My favorite parts of taking these walks have been exploring my neighborhood and soaking in the sunshine and greenery around me. Though I suspected that being out and about was important for my mental health before (again, I was out running 5 days a week!), taking these walks on my own accord throughout the year has truly hammered that point home for me. I’ve even noticed a dip in my mood and temperament when I don’t get out and move my body outside.
I completely intended for this gratitude series to be one-a-day from December 1st until December 25th – oops! There are still many things that I want to express gratitude for from this year – so I’m going to wrap up the year with the rest of my posts that have been on my to-do list.
I have a weird relationship with coffee. In high school, I guzzled bottled frappucinos like crazy and wondered why I had trouble falling asleep at night. In college, I learned about caffeine (it really took me that long!), and used coffee from the dining hall to carry me through long all-nighters. After college, I took advantage of my office’s neverending stash of iced coffee to adjust to the 9-to-5 life.
As time has gone on, I’ve realized that bad sleep was affecting my life negatively and focused more and more on my sleep hygiene. I’ve alternately tried cutting out caffeine all together, replacing coffee for black tea, replacing coffee for green tea, and only drinking coffee when I felt like I “needed it” to get me through a long day of meetings or exploring a new city while travelling. I love the smell and taste of coffee, but, on the other hand, the worst pain I’ve ever felt in my life (so far!) has been intense caffeine headaches.

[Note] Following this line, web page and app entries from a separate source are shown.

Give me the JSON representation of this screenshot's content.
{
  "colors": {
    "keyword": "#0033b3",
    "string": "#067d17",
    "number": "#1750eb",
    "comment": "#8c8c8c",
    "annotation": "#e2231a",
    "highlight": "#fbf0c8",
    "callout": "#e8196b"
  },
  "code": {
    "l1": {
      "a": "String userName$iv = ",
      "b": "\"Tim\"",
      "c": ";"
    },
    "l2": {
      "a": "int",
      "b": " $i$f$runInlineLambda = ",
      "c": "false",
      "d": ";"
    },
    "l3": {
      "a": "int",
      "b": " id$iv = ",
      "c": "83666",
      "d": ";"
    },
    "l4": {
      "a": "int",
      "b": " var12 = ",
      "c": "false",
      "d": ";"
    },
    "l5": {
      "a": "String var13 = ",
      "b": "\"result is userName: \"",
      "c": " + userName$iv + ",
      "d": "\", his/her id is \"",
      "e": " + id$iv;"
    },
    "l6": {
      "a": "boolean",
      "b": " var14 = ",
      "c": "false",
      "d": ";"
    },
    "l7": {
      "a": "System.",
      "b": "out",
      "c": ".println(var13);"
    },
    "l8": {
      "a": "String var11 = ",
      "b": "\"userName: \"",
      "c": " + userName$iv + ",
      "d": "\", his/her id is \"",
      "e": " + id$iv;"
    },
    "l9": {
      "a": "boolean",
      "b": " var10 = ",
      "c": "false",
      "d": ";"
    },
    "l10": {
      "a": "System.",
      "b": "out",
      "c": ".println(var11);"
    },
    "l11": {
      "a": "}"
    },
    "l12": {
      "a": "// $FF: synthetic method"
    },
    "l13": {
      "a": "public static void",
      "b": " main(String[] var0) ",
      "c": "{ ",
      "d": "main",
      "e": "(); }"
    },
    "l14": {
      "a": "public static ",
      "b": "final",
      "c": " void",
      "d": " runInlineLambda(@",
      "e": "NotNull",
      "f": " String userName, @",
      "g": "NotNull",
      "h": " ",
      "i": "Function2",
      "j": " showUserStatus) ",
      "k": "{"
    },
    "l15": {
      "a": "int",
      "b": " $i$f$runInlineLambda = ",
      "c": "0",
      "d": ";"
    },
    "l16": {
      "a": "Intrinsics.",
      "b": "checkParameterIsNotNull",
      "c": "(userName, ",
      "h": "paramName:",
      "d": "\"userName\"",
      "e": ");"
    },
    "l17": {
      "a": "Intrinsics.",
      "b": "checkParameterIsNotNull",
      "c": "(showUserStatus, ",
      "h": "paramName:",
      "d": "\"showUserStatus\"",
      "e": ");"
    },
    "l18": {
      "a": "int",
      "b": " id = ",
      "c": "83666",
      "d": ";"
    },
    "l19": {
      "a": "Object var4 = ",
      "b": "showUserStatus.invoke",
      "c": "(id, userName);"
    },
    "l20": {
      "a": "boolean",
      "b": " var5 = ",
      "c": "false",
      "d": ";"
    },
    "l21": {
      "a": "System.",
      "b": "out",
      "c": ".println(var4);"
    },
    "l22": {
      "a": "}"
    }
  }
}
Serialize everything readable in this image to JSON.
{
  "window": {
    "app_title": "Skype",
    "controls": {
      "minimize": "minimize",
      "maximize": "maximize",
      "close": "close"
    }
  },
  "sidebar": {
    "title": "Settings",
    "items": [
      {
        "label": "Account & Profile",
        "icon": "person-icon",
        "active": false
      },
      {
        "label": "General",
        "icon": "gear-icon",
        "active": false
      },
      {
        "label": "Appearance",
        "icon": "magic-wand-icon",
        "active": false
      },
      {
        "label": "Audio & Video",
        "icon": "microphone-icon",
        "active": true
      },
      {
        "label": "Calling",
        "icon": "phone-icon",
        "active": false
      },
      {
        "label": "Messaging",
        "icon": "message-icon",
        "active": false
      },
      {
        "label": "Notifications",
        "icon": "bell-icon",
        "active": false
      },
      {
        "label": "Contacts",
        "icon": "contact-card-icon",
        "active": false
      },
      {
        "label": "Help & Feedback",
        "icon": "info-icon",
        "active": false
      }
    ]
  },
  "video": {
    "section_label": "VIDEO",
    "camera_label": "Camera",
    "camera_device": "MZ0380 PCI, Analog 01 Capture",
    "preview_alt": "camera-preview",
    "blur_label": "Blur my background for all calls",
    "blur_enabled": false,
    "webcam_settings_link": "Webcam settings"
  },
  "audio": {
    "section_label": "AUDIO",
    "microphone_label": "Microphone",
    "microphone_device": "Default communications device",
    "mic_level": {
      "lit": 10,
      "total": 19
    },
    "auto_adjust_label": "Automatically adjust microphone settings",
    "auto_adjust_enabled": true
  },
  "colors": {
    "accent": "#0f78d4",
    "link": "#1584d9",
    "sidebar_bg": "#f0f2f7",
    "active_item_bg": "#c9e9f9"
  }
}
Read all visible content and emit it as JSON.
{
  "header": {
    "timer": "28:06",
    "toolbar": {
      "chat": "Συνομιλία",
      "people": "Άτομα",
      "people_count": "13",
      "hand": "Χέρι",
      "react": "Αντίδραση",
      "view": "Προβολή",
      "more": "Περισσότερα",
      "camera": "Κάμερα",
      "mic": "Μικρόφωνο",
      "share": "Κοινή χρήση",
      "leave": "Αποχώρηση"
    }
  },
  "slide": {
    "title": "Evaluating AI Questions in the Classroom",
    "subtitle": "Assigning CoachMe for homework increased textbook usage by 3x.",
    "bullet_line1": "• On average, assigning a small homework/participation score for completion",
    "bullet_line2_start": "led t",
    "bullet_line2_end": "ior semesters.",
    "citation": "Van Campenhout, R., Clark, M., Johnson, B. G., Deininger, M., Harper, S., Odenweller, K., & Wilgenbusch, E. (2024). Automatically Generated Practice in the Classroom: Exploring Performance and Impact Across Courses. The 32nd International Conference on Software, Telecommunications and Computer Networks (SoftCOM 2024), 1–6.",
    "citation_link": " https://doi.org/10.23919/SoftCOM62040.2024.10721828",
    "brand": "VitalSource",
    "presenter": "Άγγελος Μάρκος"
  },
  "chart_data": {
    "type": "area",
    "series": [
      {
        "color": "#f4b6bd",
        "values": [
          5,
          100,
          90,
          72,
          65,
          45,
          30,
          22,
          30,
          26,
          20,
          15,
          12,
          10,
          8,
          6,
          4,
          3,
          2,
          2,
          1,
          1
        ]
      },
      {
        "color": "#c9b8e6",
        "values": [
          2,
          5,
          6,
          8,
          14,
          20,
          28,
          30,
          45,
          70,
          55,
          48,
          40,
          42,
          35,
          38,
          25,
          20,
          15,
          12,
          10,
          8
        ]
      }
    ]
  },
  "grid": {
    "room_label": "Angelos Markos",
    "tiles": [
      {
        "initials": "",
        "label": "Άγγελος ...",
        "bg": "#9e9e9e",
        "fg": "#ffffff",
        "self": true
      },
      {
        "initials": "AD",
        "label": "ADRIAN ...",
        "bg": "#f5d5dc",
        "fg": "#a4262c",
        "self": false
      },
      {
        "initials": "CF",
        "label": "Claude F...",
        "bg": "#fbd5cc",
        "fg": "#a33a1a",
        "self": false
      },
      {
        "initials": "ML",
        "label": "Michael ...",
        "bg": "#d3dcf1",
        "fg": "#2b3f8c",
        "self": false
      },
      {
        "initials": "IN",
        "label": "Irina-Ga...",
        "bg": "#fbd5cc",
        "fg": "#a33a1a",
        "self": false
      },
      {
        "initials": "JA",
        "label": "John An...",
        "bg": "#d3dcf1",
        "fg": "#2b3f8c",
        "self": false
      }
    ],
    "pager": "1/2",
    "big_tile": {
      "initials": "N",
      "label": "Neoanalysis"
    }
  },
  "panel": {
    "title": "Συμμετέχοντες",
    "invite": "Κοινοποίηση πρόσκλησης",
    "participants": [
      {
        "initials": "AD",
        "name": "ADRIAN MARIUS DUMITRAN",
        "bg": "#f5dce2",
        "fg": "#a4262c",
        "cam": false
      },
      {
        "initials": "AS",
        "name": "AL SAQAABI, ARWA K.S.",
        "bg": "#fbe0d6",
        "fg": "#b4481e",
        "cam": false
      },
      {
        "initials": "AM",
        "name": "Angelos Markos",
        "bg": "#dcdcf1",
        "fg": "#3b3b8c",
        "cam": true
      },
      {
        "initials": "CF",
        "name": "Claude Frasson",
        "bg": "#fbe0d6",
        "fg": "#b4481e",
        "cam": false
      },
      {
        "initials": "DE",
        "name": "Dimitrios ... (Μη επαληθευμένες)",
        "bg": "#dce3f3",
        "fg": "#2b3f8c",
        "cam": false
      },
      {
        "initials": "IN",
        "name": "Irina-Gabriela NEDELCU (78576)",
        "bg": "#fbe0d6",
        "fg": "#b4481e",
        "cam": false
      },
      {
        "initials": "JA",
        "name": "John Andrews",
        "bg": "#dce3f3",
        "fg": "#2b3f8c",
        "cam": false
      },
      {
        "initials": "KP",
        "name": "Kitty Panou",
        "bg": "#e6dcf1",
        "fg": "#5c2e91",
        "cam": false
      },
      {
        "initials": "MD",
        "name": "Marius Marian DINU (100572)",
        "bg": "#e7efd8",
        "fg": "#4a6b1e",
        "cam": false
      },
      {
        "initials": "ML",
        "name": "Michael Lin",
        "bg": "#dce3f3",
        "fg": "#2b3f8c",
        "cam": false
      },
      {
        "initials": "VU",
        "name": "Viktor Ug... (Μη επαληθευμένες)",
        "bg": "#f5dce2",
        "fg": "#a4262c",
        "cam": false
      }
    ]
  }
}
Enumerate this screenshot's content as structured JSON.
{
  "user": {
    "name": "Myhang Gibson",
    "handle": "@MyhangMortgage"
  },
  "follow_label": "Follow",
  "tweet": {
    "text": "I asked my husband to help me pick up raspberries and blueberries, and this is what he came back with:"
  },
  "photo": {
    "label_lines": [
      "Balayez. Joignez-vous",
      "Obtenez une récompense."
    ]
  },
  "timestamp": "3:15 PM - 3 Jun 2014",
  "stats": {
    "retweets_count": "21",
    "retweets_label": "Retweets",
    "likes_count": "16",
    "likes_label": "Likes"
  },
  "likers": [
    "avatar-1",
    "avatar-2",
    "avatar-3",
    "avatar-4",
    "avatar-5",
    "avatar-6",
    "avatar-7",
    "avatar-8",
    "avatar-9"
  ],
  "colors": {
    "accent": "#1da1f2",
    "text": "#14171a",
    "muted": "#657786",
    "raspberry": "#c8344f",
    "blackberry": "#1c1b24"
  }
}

In quarantine, however, I’ve learned to lean on little pleasures to carry me through the day, and coffee has emerged as one of those many little pleasures. At first, I wanted to go to each of the coffee shops in my neighborhood every morning to support them through the pandemic, but quickly realized that this was not financially sustainable! Instead, I decided to invest in a French press and bags of locally roasted beans to make coffee at home.
Coffee has carried me through many rough mornings throughout this year. Boiling the water, grinding the beans, and pouring out my morning cup has become a grounding ritual, and a way to start my day without jumping straight into work!
I started using Discord in late summer. One of my friends introduced it as an easier way to configure voice chat while playing games of Among Us.
However, while we first started using it as a way to talk about video games, it has become an invaluable way for me to keep in touch with friends that I was struggling to maintain regular communication with.
I’ve never been great about reaching out to individual people unless I had a specific reason to – and those reasons are few and far between, especially now, when not much is happening, ever! Instead, I leaned a lot on group chats, where I could rely on other people to throw out topics of discussion and participate on an ad-hoc basis. Though this worked out fine for a while, especially when I could still see people in person, it started to become less reliable for me as time went on. I eventually narrowed my range of group chats down to a small amount, which was good for my easily distracted brain, but ultimately bad for actually keeping in touch with a wider range of people about a wider range of topics (as many of those chats were created for specific purposes or discussions about specific things).
However, Discord has allowed me to expand my horizons! Through the different rooms, I still have the structure of focused “group chats”, but with the ability to mute and lurk and and jump in whenever I want, without having to worry about people noticing that I’ve muted a chat, or feeling excluded from conversations. These servers also include friends that I do want to keep in touch with but have never had specific reasons to talk to, giving me a convenient way to have organic conversations with them.
Keeping up with friends has always been an immense source of stress for me – ask my therapist about it! – and while Discord doesn’t solve all of my problems (honestly, it’s created some new ones), I think it’s been a net positive, and I’m looking forward to continuing to use it in the new year!